Crappie Fishing Salamonie Lake
The only thing that makes this very cold spring better than last year is our lakes are not high and muddy. This cool weather is stretching out the good crappie bite in shallow water. Reports from most lakes have been good. In fact, the pressure on some waters has been tremendous. Weekends at Summit Lake have seen boaters having to park their trailers in overflow along the beach.

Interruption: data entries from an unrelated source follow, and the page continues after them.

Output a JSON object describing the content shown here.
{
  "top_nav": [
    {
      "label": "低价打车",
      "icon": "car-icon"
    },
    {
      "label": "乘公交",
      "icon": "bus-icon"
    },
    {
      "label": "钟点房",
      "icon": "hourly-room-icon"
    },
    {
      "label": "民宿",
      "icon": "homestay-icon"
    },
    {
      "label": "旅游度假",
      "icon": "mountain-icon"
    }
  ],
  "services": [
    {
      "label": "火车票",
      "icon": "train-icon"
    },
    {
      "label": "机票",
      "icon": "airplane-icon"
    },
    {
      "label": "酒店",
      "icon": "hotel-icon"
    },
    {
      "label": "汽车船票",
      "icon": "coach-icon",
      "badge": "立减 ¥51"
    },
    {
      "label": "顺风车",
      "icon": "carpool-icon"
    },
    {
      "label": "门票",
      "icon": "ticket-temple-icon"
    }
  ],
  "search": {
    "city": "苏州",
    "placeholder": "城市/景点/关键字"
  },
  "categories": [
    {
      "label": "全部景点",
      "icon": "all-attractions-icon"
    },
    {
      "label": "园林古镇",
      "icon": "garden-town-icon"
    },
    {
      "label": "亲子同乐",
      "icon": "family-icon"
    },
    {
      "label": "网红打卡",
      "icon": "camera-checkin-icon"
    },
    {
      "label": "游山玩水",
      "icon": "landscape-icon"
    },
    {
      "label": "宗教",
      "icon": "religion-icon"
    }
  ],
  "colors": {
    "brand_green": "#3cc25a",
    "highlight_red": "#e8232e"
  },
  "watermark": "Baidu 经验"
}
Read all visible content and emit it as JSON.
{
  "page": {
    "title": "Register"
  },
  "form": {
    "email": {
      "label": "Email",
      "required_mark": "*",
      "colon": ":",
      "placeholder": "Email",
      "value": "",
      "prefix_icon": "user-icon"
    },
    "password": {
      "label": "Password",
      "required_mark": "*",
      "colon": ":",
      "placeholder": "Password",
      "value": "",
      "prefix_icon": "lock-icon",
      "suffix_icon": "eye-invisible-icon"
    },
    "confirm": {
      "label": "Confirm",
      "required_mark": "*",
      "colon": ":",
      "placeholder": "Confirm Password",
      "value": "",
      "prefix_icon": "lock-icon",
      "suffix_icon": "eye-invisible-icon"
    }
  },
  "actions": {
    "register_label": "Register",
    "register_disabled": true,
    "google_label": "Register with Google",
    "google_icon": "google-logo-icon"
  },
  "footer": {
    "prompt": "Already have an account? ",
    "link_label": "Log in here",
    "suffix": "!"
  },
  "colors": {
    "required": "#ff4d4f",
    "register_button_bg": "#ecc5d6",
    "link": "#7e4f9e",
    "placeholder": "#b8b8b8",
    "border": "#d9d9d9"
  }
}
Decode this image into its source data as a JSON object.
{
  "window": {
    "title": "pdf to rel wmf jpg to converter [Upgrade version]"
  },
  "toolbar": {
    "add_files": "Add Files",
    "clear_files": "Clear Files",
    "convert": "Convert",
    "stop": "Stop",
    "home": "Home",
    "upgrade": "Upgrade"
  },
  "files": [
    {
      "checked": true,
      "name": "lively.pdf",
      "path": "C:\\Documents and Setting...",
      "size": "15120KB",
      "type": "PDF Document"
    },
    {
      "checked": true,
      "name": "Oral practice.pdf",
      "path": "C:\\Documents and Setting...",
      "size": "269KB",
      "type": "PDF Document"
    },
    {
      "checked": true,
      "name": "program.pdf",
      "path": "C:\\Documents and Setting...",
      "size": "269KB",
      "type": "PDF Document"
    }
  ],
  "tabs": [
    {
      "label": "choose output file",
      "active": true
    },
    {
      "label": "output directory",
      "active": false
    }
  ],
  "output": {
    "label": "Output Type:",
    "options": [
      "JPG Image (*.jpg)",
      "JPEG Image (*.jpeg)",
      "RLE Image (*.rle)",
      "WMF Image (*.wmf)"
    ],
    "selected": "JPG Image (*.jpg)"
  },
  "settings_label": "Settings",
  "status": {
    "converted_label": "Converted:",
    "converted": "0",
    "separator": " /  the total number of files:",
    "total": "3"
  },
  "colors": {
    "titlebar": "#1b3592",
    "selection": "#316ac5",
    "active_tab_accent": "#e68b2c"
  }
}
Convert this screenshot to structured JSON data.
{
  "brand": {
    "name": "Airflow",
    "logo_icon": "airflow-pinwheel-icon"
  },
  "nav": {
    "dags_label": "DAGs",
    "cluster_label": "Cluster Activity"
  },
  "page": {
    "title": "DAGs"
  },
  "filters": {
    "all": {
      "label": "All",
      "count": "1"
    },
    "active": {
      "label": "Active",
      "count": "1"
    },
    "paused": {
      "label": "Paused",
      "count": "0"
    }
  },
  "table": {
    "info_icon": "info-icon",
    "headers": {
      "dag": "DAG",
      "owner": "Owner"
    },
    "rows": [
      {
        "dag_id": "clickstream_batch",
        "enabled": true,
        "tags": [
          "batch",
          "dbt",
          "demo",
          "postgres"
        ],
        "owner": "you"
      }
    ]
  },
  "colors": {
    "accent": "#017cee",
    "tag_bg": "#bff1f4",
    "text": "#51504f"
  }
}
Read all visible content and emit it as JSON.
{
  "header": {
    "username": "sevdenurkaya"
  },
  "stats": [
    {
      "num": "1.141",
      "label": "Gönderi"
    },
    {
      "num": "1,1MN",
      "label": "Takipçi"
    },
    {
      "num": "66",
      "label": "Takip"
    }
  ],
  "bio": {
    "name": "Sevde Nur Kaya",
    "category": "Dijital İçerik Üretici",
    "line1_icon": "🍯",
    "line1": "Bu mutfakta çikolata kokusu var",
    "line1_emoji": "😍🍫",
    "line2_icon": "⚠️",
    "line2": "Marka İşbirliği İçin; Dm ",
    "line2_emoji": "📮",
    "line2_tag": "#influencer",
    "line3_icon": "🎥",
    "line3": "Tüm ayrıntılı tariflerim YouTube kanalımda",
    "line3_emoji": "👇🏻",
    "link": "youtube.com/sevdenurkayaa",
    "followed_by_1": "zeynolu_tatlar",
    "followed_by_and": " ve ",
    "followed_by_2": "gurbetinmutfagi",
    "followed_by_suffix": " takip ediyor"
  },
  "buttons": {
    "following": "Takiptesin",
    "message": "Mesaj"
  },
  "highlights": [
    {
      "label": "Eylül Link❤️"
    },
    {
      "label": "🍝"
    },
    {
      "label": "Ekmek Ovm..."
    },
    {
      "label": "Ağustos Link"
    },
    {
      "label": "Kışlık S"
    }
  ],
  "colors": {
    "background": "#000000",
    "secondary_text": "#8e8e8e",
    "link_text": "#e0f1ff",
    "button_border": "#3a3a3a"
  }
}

“The crappie and bluegill bite has been good but the lake is under a lot of pressure,” according to Joe Hale one of my confidants. Westwood has been closed but was supposed to open sometime this week. I may give it a try today. Steve Jett and I did a little Salamonie Lake crappie fishing on Sunday. It was cold and windy with intermittent rain. I forgot my rain gear and left home in a t-shirt. I improvised to stay warm wearing two life jackets, one, I put on backward.
We fished up-river, finding the fish in shallow water as well as suspended high over the channel.
Three years ago, through trial and error, I found a grub these Salamonie slabs really liked. There was no reason to think anything had changed. My first lure of choice was a Strike King Joker pumpkin/chartreuse. I fished it on a Z-Man aspirin-type jig head 18-inches under a weighted bobber.
A strong wind was probably giving my offering enough action, but the late Lewis Layman taught me a retrieve that is subtle but deadly. Imagine, you are cold and shivering just a little. My rod tip looks like it is shivering. I use a light, up & down wrist action that is not the least bit tiring. When using a weighted bobber, the top, ever so lightly, teeters kind of like a locomotive chugging up a steep hill. Most anglers, I try to teach this method tend to overdo it at first.
Anglers have had to fight strong winds all season. I took a friend to a local pit and told her not to be afraid to cast her lure into the shoreline cover (meaning at a low trajectory). Explaining, getting your lure hung is part of fishing. Her next cast went high in a tree. I did not want to lose the new $15 lure but could not shake it free and had to break the line. There seemed no way to retrieve my lure from those unreachable branches.
Another fellow was fishing for crappie from a small kayak. He quit and was loading his truck the same time as we. He was breaking down a 16-foot B&M crappie pole. I explained our dilemma and he agreed to let me use his rod.
On a sloping bank on my toes, I could just barely reach the lowest set of trebles. Finally, I caught the hook in the eye tip of the rod and shook it loose.
I haven’t given an update on my daughter Jourdan in a while. She has a private marriage counseling practice in Nashville, Tenn. My soon-to-be 28-year-old daughter is engaged to marry Ryan Blue, this August. Recently, they saw a robin in the middle of the road. They pulled off, let traffic pass, then, picked up the stunned bird. They tended to the redbreast and soon it flew off. Jourdan thinks the bird was hit by a car and had a temporary swelling of the brain. The local car wash will appreciate this couples’ good deed.
Salamonie Lake offers excellent crappie fishing throughout the year. Success is found throughout the lake for anglers using a boat. Boat anglers will find good crappie fishing throughout Salamonie lake near fish attractors, off points, and standing timber. There are plenty of good bank-fishing spots on Salamonie Lake.
Ice fishing is excellent for crappie, when the winters cooperate. During this time of year, fish are concentrated due to low water. The SR 105 causeway, Dora-New Holland, and the beach are popular ice fishing spots. Look for fish attractors installed for fishermen at various places and marked with a buoy. You can get lake map at the Visitor Center.